Time Management Tips When Setting Your Own Schedule
It all sounded so lovely — and liberating.
The lockdown was scary, sure, and we missed our friends, but now we could work from home and set our own schedules. For some of us, that meant we didn’t need to spend two hours a day commuting to headquarters, fighting the traffic if we drove or bumping into other straphangers if we took the Metro, the subway or the bus.
And guess what? Our employers discovered that — thanks to Zoom and comparable technological godsends — we were just as productive as ever and sometimes more so.
There were other benefits, too: A July 2022 study of more than 1,600 engineers, marketing and finance employees showed, for example, that working from home reduced attrition rates by 35%.
Plus, we got to sleep late if we wanted or spend more time with the kids. We could take an afternoon hike. We could write that report once the little rug rats were in bed. And we would be treated as grown-ups, trusted by our bosses to get our work done without someone looking over our shoulder.
And Now the Bad News
Unfortunately, it hasn’t always worked out that way. Instead of “setting our own schedules,” too many of us find we’re working 24/7 because we’re constantly checking our phones, receiving and sending texts and emails.
We’re trying desperately to accommodate the schedules of other people — co-workers, notably — who think they are setting their own schedules. They might be early birds, meaning they’re sending that report to you at 6 am, when you logged off only three hours before that time.
And if you are a night owl, you still have to get to that meeting on Capitol Hill, where people are still “working 9 to 5” or, more often than that, 9 to 7. And when you do grab that midafternoon nap, you feel guilty.
What to do?
How are we to restore some order (and a modicum of sanity) to our schedules and reclaim that “work-life balance” that all enlightened managers have paid lip service to, even as the pandemic threw all those noble aspirations out with the used home-test kits?
In an article in Microsoft’s WorkLab, experts in time management offer a few useful insights — and actionable suggestions.

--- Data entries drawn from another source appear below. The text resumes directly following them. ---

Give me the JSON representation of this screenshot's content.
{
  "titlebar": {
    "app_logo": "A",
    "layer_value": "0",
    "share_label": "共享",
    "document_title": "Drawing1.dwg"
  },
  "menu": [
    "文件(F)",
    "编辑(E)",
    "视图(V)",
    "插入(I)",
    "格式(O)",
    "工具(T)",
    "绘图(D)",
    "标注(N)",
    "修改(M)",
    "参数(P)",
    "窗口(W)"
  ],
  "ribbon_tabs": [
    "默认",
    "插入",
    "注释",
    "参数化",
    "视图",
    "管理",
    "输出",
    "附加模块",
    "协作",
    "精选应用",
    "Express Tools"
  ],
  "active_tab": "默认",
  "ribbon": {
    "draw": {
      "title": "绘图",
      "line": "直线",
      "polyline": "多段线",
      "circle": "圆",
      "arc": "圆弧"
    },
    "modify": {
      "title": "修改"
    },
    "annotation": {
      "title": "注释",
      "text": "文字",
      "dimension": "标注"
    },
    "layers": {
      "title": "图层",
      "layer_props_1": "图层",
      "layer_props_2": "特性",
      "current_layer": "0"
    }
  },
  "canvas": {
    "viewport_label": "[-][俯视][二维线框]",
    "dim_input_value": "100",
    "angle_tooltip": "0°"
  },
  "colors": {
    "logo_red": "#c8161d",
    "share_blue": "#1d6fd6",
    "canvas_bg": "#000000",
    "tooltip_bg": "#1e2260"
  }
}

- “We have to learn to set boundaries in a way that was not necessary before,” says Laura Vanderkam, author of Off the Clock and other books. “That means we talk with other members of our team about how we can all work most effectively together and that we talk with our manager. Don’t assume because you receive an email from your boss at 1 am that they expect an immediate response. Maybe they have no such expectation. Maybe they sent it at that hour because that was when they were working but they will be perfectly happy if you don’t answer until the next morning. By the same token, you can write an email at 1 am, if that is when you are working, but save it as a draft, scheduling it for sending at 8 am. A wise manager will try to work things out for what works best for you and for them.”
- Create guardrails, not just boundaries. “Boundaries are personal,” Anne Helen Petersen, co-author of Out of Office: The Big Problem and Bigger Promise of Working from Home, told Microsoft’s Worklab. Boundaries “are the responsibility of the individual. Guardrails are policies that everyone in an organization buys into — like not emailing on a Saturday to prevent burnout — so they become part of the corporate culture. They protect everyone.”
- Figure out how you are most productive and then manage your time accordingly. “For most of us, we need to schedule time for our ‘deep work,’” says Alice Boyes, a former clinical psychologist and the author of Stress-Free Productivity. “Often that is in the morning, and that should be our uninterrupted time. We can discuss this with our co-workers and our managers, too. After this period of ‘deep work,’ we should take what I call a ‘vitamin D’ walk. Sunshine is good for our mental health, our mood and our creativity. It helps us work more effectively when we get back indoors.”
- Once you’ve done the tasks that require the most individual concentration — that “deep work,” as Boyes calls it — you can schedule a period for more collaborative work. “You and your co-workers can set a time, maybe from 10:30 to noon, for working together, and then set some time in the afternoon for more formal meetings.”
- Track your own hours, so you feel less guilty for taking that afternoon walk — or nap. “You’ll often discover that you’re working the same hours or even more than you did when you reported every day to the office. You’re just moving the blocks of time around,” Vanderkam says. “You’ll feel good about how much you are working, not apologetic.”
- Allow your mind to wander away from work. Realize that that midmorning bike ride actually makes you more productive. “We need to understand the ‘wandering mind,’” Boyes says. “We tend to overestimate the importance of focus and the focused mind. In fact, when you allow your mind to wander, the path forward — the solution to some problem — will become clear.”
So set those boundaries. Establish those guardrails. And take a power nap. We’ll wake you in six months to see how that’s working out.